Photo of Nusrat Ghani Nusrat Ghani Minister of State (Department for Business and Trade) (jointly with the Cabinet Office)

We can look at the reality of a DRI plant at Port Talbot, as well as examples across the rest of the world. A DRI plant requires even fewer people. I was looking at a plant in Texas that ended up having a 2 million tonne DRI plant, and it only requires 190 jobs. It is possible to transition; the opportunity to transition is there. There is often talk of hydrogen. That technology has not been tested to the capacity needed for this particular plant or for the levels of steelmaking that we need in the UK.

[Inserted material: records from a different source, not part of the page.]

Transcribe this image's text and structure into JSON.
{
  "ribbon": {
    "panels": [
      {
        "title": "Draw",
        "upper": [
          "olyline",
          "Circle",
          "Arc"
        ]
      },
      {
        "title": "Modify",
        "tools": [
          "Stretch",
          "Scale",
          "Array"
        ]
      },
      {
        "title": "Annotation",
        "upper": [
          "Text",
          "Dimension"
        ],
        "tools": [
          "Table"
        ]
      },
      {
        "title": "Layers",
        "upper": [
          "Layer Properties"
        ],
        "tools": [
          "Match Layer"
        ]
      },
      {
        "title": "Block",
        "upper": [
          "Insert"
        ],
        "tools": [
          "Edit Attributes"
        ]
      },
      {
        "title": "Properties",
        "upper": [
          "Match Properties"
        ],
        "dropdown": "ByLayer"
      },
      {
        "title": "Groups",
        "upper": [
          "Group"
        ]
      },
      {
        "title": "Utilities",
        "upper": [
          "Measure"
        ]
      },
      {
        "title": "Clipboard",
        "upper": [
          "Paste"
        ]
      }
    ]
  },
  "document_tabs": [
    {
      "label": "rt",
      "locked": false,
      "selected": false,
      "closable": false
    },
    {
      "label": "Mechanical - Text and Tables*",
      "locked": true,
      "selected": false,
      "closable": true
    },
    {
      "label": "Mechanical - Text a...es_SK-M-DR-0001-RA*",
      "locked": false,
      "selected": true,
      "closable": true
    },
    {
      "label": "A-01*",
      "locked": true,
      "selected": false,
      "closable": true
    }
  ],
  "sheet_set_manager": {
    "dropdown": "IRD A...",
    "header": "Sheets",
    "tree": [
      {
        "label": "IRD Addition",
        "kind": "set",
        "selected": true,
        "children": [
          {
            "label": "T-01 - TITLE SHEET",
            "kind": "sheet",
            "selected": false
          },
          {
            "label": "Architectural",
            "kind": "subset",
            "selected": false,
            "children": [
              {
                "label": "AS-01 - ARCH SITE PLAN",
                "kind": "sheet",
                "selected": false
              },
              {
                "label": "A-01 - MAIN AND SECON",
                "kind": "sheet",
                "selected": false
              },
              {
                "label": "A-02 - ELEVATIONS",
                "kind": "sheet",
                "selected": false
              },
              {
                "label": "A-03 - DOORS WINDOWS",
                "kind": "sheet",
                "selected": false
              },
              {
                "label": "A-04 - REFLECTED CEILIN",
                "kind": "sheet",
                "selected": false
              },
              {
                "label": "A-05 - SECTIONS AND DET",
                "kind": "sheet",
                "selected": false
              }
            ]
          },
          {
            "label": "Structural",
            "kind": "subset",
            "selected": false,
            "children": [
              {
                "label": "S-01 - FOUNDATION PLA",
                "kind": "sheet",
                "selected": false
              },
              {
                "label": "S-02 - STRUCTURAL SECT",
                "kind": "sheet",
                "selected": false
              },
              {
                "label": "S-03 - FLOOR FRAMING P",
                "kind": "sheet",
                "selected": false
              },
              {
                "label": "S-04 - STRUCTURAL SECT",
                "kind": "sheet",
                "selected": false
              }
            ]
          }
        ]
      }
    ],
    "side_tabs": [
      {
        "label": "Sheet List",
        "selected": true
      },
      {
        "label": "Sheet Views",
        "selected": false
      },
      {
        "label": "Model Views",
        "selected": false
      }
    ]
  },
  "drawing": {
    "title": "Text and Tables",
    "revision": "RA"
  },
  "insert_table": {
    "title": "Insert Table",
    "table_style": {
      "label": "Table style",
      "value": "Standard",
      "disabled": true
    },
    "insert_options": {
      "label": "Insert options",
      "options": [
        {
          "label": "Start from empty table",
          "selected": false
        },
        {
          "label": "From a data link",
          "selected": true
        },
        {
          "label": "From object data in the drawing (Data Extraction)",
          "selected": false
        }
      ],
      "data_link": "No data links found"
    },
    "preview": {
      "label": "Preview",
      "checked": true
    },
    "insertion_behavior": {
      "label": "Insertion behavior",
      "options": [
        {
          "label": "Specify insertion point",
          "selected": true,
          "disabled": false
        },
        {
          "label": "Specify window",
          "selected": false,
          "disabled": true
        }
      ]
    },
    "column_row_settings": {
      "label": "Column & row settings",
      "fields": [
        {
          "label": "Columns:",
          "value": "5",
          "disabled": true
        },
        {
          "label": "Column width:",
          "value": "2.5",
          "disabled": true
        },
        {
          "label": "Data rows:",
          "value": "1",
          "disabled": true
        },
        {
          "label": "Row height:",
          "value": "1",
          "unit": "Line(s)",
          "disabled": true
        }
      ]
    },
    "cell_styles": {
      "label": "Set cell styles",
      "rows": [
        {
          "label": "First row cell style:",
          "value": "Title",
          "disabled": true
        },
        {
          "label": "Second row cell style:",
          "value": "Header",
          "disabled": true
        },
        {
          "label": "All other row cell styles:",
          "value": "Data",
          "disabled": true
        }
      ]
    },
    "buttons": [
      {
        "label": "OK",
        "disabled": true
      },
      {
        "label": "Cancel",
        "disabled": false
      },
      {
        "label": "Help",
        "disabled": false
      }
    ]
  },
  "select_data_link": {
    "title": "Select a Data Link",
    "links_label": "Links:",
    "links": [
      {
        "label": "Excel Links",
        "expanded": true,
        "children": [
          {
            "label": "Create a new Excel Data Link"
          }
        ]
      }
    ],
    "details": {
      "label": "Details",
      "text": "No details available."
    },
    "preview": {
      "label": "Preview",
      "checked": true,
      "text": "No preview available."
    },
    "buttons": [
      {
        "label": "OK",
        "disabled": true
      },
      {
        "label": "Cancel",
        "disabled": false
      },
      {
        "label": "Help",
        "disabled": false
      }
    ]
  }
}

Let us deal with the matter in real terms. These conversations have been going on for years. I have spoken to the hon. Member for Aberavon, who represents Port Talbot, and I know that we could have continued the conversations and had a cliff edge, with Tata leaving; or we could have come up with the biggest settlement for steel and a consultation to make sure that the least amount of jobs are impacted—and that is going to provide certainty and security for steelmaking at Port Talbot for years to come.

I fear I have run out of time.

Photo of Nia Griffith Nia Griffith Shadow Minister (International Trade), Shadow Minister (Cabinet Office) 10:56, 21 Chwefror 2024

I thank all my Labour colleagues for a comprehensive picture of the steel industry right across south Wales. We are all very concerned: from Llanwern through to Port Talbot through to Trostre in Llanelli, and all our communities across south Wales. I thank the Minister for her responses, but I hope that she will take away and reflect on our points and questions, and look again at what more can be done to make us a steelmaking champion of the world.

Question put and agreed to.

Resolved,

That this House
has considered the future of the steel industry in Wales.